**WORK ORDER**: Each entry that follows should be given again word for word; please leave out its pictures.

**SOURCE DATA**:
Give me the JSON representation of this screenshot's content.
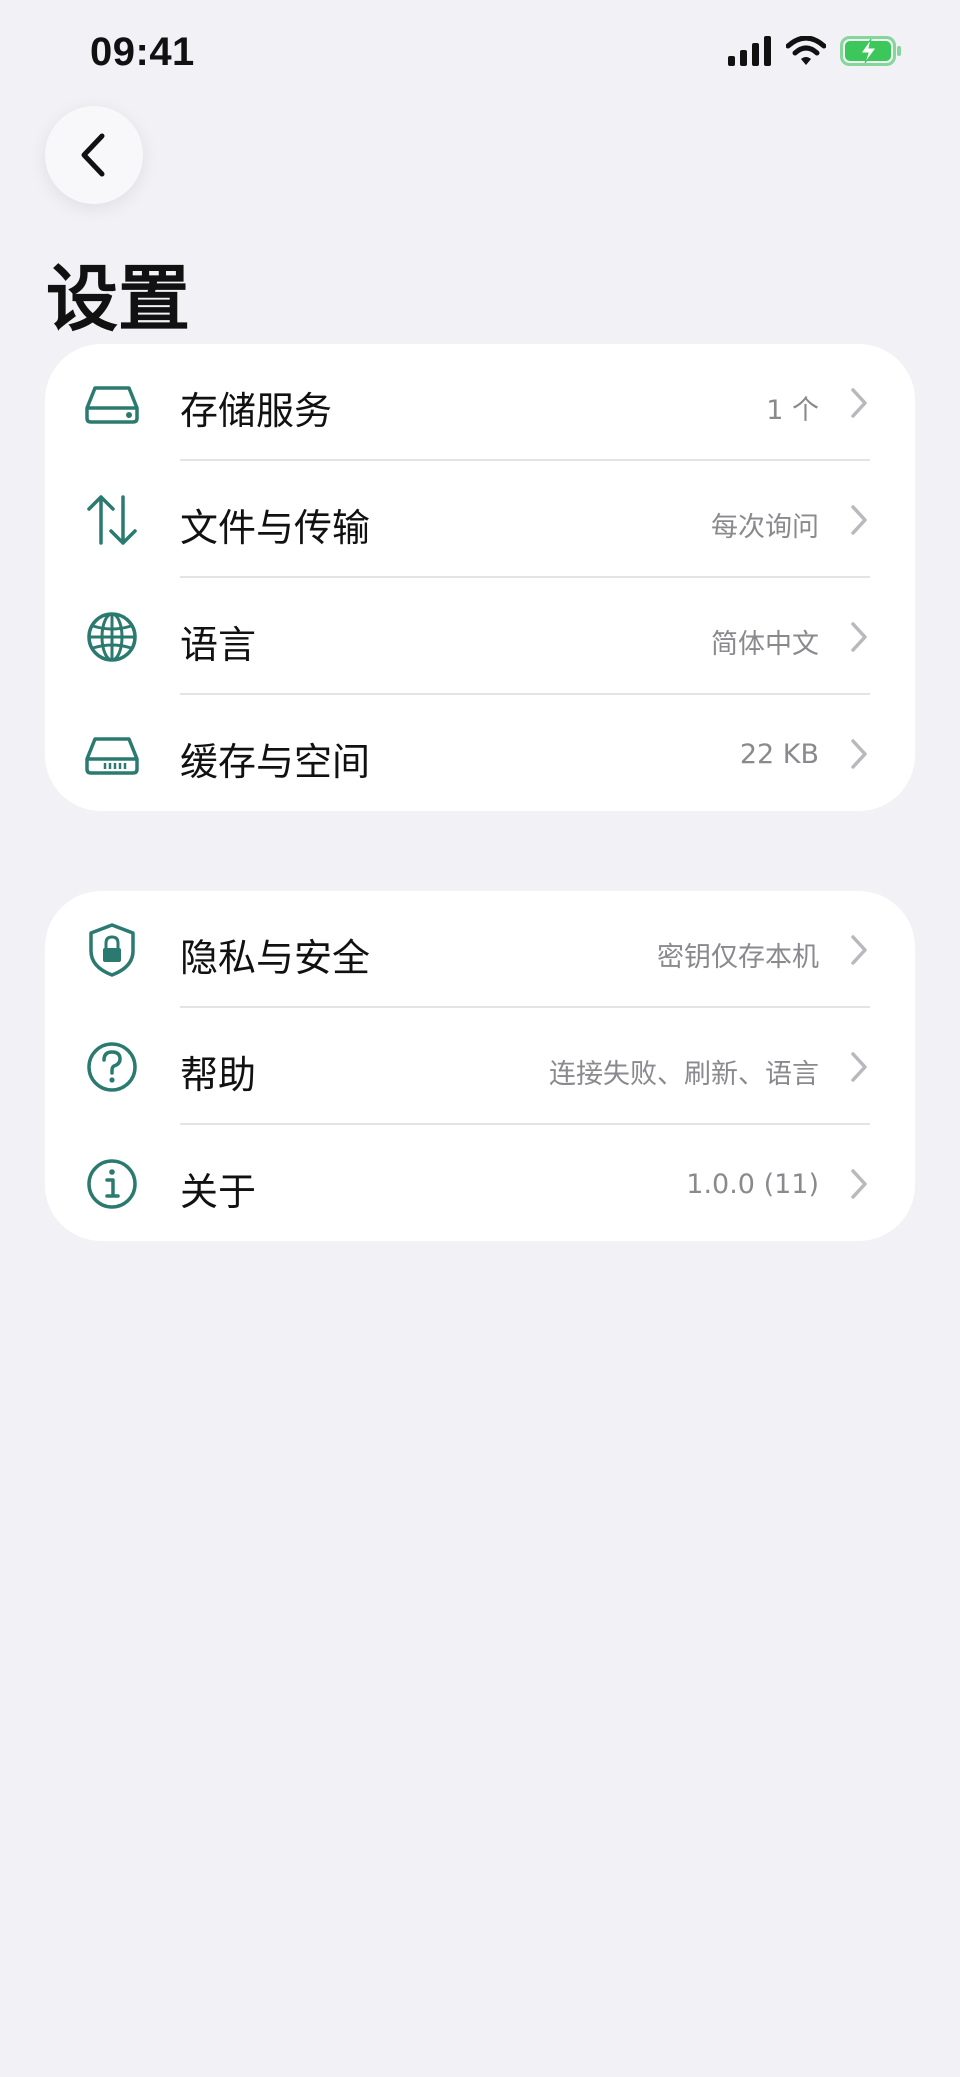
{
  "status_bar": {
    "time": "09:41"
  },
  "header": {
    "title": "设置"
  },
  "colors": {
    "accent": "#2b7a70",
    "background": "#f1f1f6",
    "battery": "#3cc75a"
  },
  "groups": [
    {
      "items": [
        {
          "label": "存储服务",
          "value": "1 个",
          "icon": "storage-drive-icon"
        },
        {
          "label": "文件与传输",
          "value": "每次询问",
          "icon": "transfer-arrows-icon"
        },
        {
          "label": "语言",
          "value": "简体中文",
          "icon": "globe-icon"
        },
        {
          "label": "缓存与空间",
          "value": "22 KB",
          "icon": "cache-drive-icon"
        }
      ]
    },
    {
      "items": [
        {
          "label": "隐私与安全",
          "value": "密钥仅存本机",
          "icon": "shield-lock-icon"
        },
        {
          "label": "帮助",
          "value": "连接失败、刷新、语言",
          "icon": "question-icon"
        },
        {
          "label": "关于",
          "value": "1.0.0 (11)",
          "icon": "info-icon"
        }
      ]
    }
  ]
}
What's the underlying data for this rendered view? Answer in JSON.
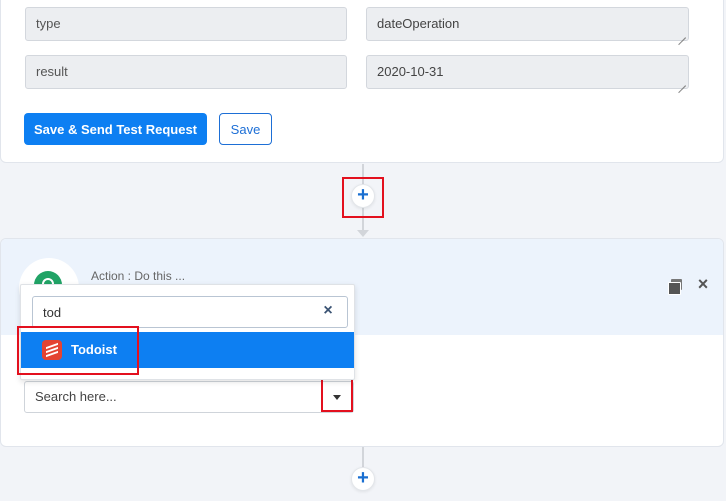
{
  "form": {
    "rows": [
      {
        "label": "type",
        "value": "dateOperation"
      },
      {
        "label": "result",
        "value": "2020-10-31"
      }
    ],
    "save_send_label": "Save & Send Test Request",
    "save_label": "Save"
  },
  "action": {
    "title": "Action : Do this ...",
    "search": {
      "query": "tod",
      "placeholder": "Search here..."
    },
    "options": [
      {
        "label": "Todoist",
        "icon": "todoist-icon"
      }
    ]
  },
  "colors": {
    "primary": "#0d7ff2",
    "highlight": "#e3101e",
    "todoist": "#e44332"
  },
  "icons": [
    "plus-icon",
    "copy-icon",
    "close-icon",
    "clear-icon",
    "caret-down-icon",
    "todoist-icon"
  ]
}
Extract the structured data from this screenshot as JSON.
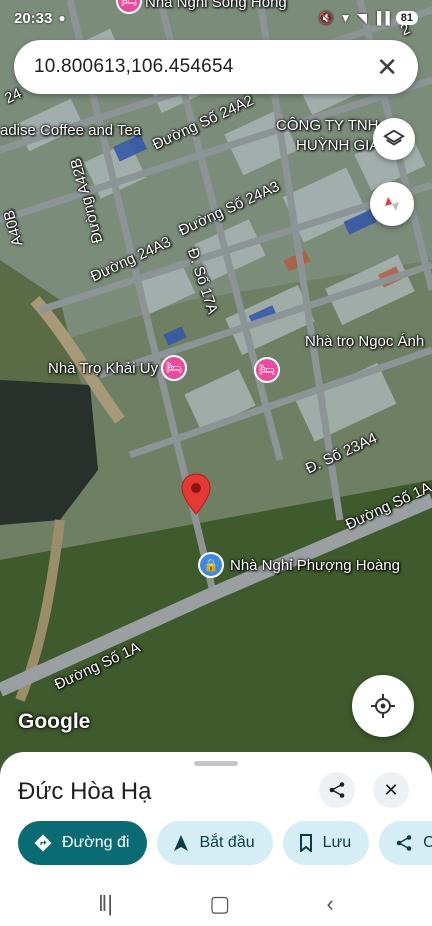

**RESPONSE FOR THIS EXERCISE**:
Give me the JSON representation of this screenshot's content.
{
  "status_bar": {
    "time": "09:41"
  },
  "header": {
    "title": "设置"
  },
  "colors": {
    "accent": "#2b7a70",
    "background": "#f1f1f6",
    "battery": "#3cc75a"
  },
  "groups": [
    {
      "items": [
        {
          "label": "存储服务",
          "value": "1 个",
          "icon": "storage-drive-icon"
        },
        {
          "label": "文件与传输",
          "value": "每次询问",
          "icon": "transfer-arrows-icon"
        },
        {
          "label": "语言",
          "value": "简体中文",
          "icon": "globe-icon"
        },
        {
          "label": "缓存与空间",
          "value": "22 KB",
          "icon": "cache-drive-icon"
        }
      ]
    },
    {
      "items": [
        {
          "label": "隐私与安全",
          "value": "密钥仅存本机",
          "icon": "shield-lock-icon"
        },
        {
          "label": "帮助",
          "value": "连接失败、刷新、语言",
          "icon": "question-icon"
        },
        {
          "label": "关于",
          "value": "1.0.0 (11)",
          "icon": "info-icon"
        }
      ]
    }
  ]
}
What's the underlying data for this rendered view? Answer in JSON.
{
  "form": {
    "rows": [
      {
        "label": "type",
        "value": "dateOperation"
      },
      {
        "label": "result",
        "value": "2020-10-31"
      }
    ],
    "save_send_label": "Save & Send Test Request",
    "save_label": "Save"
  },
  "action": {
    "title": "Action : Do this ...",
    "search": {
      "query": "tod",
      "placeholder": "Search here..."
    },
    "options": [
      {
        "label": "Todoist",
        "icon": "todoist-icon"
      }
    ]
  },
  "colors": {
    "primary": "#0d7ff2",
    "highlight": "#e3101e",
    "todoist": "#e44332"
  },
  "icons": [
    "plus-icon",
    "copy-icon",
    "close-icon",
    "clear-icon",
    "caret-down-icon",
    "todoist-icon"
  ]
}
Extract the structured data from this screenshot as JSON.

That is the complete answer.